I think that the first thing I let go of was the religious significance of the festival - leaving aside that the date has no meaning in relation to the actual birth (if it ever happened of course) of Jesus of Nazareth (oh and by the way, I'm afraid that there never was any census that required the family to travel to Bethlehem; it's a fabrication) and is in fact a hijacked pagan festival from Europe, and that the Christmas tree is an entirely pagan symbol, etc., etc. - when I stepped away from my childhood indoctrination about religious beliefs, that element of Christmas departed. In effect, my Christmas routine changed, but the festival itself still held a special place in my heart. I still loved Christmas for the joy it brought into our lives.
When my kids were smaller (and still at that wide-eyed "WOW!" stage on Christmas morning, the magic was alive and well and I loved every minute of it. Despite hating - and I mean really hating - crowds, I enjoyed Christmas shopping for my loved ones; it was all fun. Christmas morning was exciting and full of love and joy, and I looked forward to it with as much excitement as the offspring. Even making the Christmas dinner in a steamy kitchen (no, not that kind of steamy!) with a slightly fuzzy head was enjoyable - I immersed myself in the Christmas cheer and wallowed in it like a Warthog in a really good mud pile. Trust me, there is a real resemblance.

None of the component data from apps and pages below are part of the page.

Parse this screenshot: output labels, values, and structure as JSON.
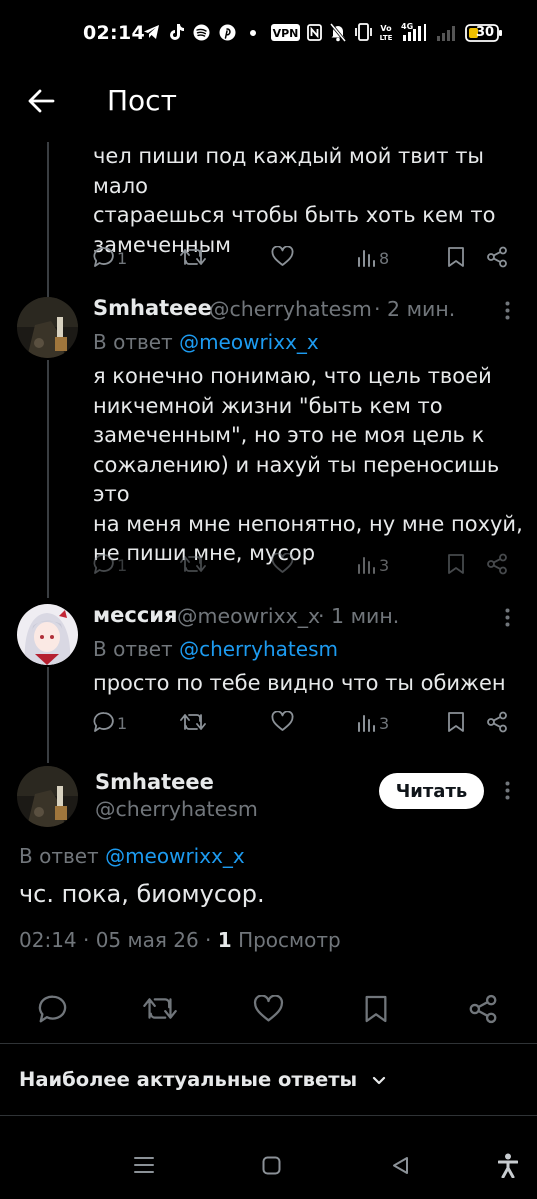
{
  "status_bar": {
    "time": "02:14",
    "battery": "30"
  },
  "header": {
    "title": "Пост"
  },
  "tweets": [
    {
      "text_lines": [
        "чел пиши под каждый мой твит ты мало",
        "стараешься чтобы быть хоть кем то",
        "замеченным"
      ],
      "replies": "1",
      "views": "8"
    },
    {
      "name": "Smhateee",
      "handle": "@cherryhatesm",
      "time": "· 2 мин.",
      "reply_prefix": "В ответ",
      "reply_mention": "@meowrixx_x",
      "text_lines": [
        "я конечно понимаю, что цель твоей",
        "никчемной жизни \"быть кем то",
        "замеченным\", но это не моя цель к",
        "сожалению) и нахуй ты переносишь это",
        "на меня мне непонятно, ну мне похуй,",
        "не пиши мне, мусор"
      ],
      "replies": "1",
      "views": "3"
    },
    {
      "name": "мессия",
      "handle": "@meowrixx_x",
      "time": "· 1 мин.",
      "reply_prefix": "В ответ",
      "reply_mention": "@cherryhatesm",
      "text_lines": [
        "просто по тебе видно что ты обижен"
      ],
      "replies": "1",
      "views": "3"
    }
  ],
  "main_post": {
    "name": "Smhateee",
    "handle": "@cherryhatesm",
    "follow_label": "Читать",
    "reply_prefix": "В ответ",
    "reply_mention": "@meowrixx_x",
    "text": "чс. пока, биомусор.",
    "time": "02:14 · 05 мая 26 ·",
    "views_count": "1",
    "views_label": "Просмотр"
  },
  "replies_sort": {
    "label": "Наиболее актуальные ответы"
  },
  "colors": {
    "background": "#000000",
    "text": "#e7e9ea",
    "muted": "#71767b",
    "link": "#1d9bf0"
  }
}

Now, my children are 19, (almost) 17, and 15 respectively. The innocent "WOW!" has left their eyes; the excitement has diminished as I remember it doing for me as I began to draw closer to adult life. Of course they still enjoy the season and receiving gifts, but the child's thrill has calmed and has been replaced by anticipation and a degree of excitement which is far more manageable. My own sense of diminishing excitement has at least kept pace with theirs - if not accelerated past them. Now I find that I have to try to enter the familiar Christmas spirit just a little bit harder than I remember doing last year. I look forward to having them all in the house and sharing their gifts and their company, but a piece of me is a little sad that the "WOW!" has gone - at least until it is their turn to watch their children and feel a parent's thrill for themselves.

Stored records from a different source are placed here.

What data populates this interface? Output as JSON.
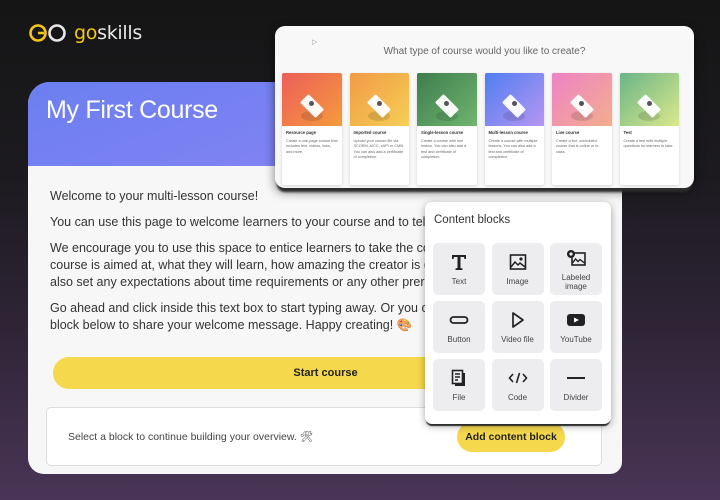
{
  "brand": {
    "go": "go",
    "skills": "skills",
    "gold": "#f5c518"
  },
  "course": {
    "title": "My First Course",
    "paragraphs": [
      "Welcome to your multi-lesson course!",
      "You can use this page to welcome learners to your course and to tell them a bit",
      "We encourage you to use this space to entice learners to take the course – for e",
      "course is aimed at, what they will learn, how amazing the creator is (that's you!)",
      "also set any expectations about time requirements or any other prerequisites.",
      "Go ahead and click inside this text box to start typing away. Or you can delete th",
      "block below to share your welcome message. Happy creating! 🎨"
    ],
    "start_button": "Start course",
    "block_prompt": "Select a block to continue building your overview. 🛠",
    "add_block_button": "Add content block",
    "header_gradient": [
      "#6b7ff0",
      "#8f86f3"
    ],
    "button_color": "#f6d84c"
  },
  "course_types": {
    "title": "What type of course would you like to create?",
    "cards": [
      {
        "name": "Resource page",
        "desc": "Create a one-page course that includes text, videos, links, and more.",
        "colors": [
          "#ec5e5a",
          "#f59a3c"
        ]
      },
      {
        "name": "Imported course",
        "desc": "Upload your course file via SCORM, AICC, xAPI or CMI5. You can also add a certificate of completion.",
        "colors": [
          "#f19a45",
          "#f5cf55"
        ]
      },
      {
        "name": "Single-lesson course",
        "desc": "Create a course with one lesson. You can also add a test and certificate of completion.",
        "colors": [
          "#3e7d4e",
          "#6fb56e"
        ]
      },
      {
        "name": "Multi-lesson course",
        "desc": "Create a course with multiple lessons. You can also add a test and certificate of completion.",
        "colors": [
          "#4f7ef0",
          "#b796f3"
        ]
      },
      {
        "name": "Live course",
        "desc": "Create a live, scheduled course that is online or in-class.",
        "colors": [
          "#ee82c6",
          "#f3ae8d"
        ]
      },
      {
        "name": "Test",
        "desc": "Create a test with multiple questions for learners to take.",
        "colors": [
          "#6ab586",
          "#dbe88c"
        ]
      }
    ]
  },
  "content_blocks": {
    "title": "Content blocks",
    "items": [
      {
        "label": "Text",
        "icon": "text-icon"
      },
      {
        "label": "Image",
        "icon": "image-icon"
      },
      {
        "label": "Labeled image",
        "icon": "labeled-image-icon"
      },
      {
        "label": "Button",
        "icon": "button-icon"
      },
      {
        "label": "Video file",
        "icon": "video-file-icon"
      },
      {
        "label": "YouTube",
        "icon": "youtube-icon"
      },
      {
        "label": "File",
        "icon": "file-icon"
      },
      {
        "label": "Code",
        "icon": "code-icon"
      },
      {
        "label": "Divider",
        "icon": "divider-icon"
      }
    ]
  }
}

Part of the change is the fact that the child's phase of their lives is passing now - that's life and I accept it happily because I want them all to enjoy their lives and grow up happy and content - but also part of it is the changing nature of giving these days. The simplicity of gifts seems to have passed in the suburban world - no longer can I choose gifts with any certainty that they will be received with enthusiasm. Now it seems that (although the eldest appears to be reverting to a slightly more gift-based Christmas in some respects) they are more interested in receiving money and/or gift cards which they can subsequently spend as they wish upon whatever they wish. It takes away a huge part of the joy of giving; it makes it very difficult to offer a gift of any kind that adequately expresses my love for the person receiving it. It makes me sad. I wish I could give better.

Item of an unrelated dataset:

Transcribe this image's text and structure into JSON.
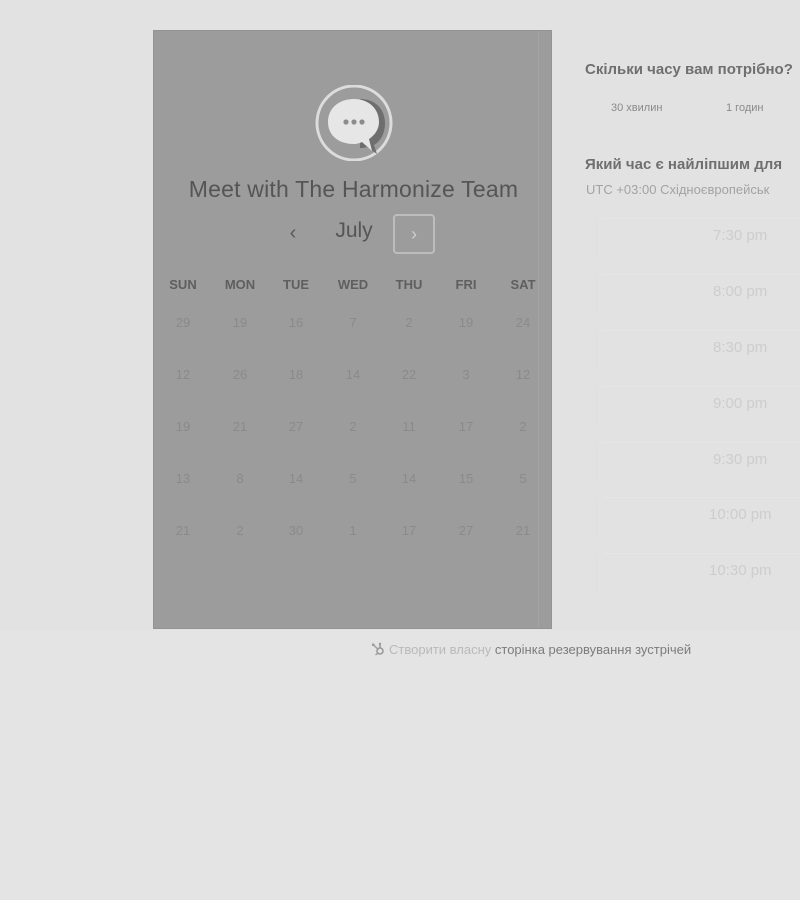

My gorgeous, wonderful lady and I do not share gifts at Christmas - we stopped doing so a couple of years ago when we realized that we are one another's greatest gifts to each other. After having been apart for twenty two years following a teenage romance, finding one another again remains the most amazing gift that either of us has experienced in our lives, and the wonder of it is still very much alive within us. Being together at Christmas is enough for us both.
Working through my thoughts and feelings, I guess that I do still love Christmas after all. I still love giving, although I'm really rather useless at receiving gifts and get embarrassed very quickly about the whole thing. I love watching the happiness in their faces, and I love the chance to reflect upon how fortunate I am to have these people in my life. I have slowly begun to look forward to the time when tiny people will be in my home again, when we will be able to spoil our grandchildren and witness that "WOW!" that lightens my heart and thrills me so. I feel my late father's obvious delight in grandchildren stirring within me...There's no telling when we will be fortunate enough to have grandchildren, indeed there are of course no certainties in life, but in terms of things to look forward to, that idea is up there with the very best of them. I shall, after all, keep Christmas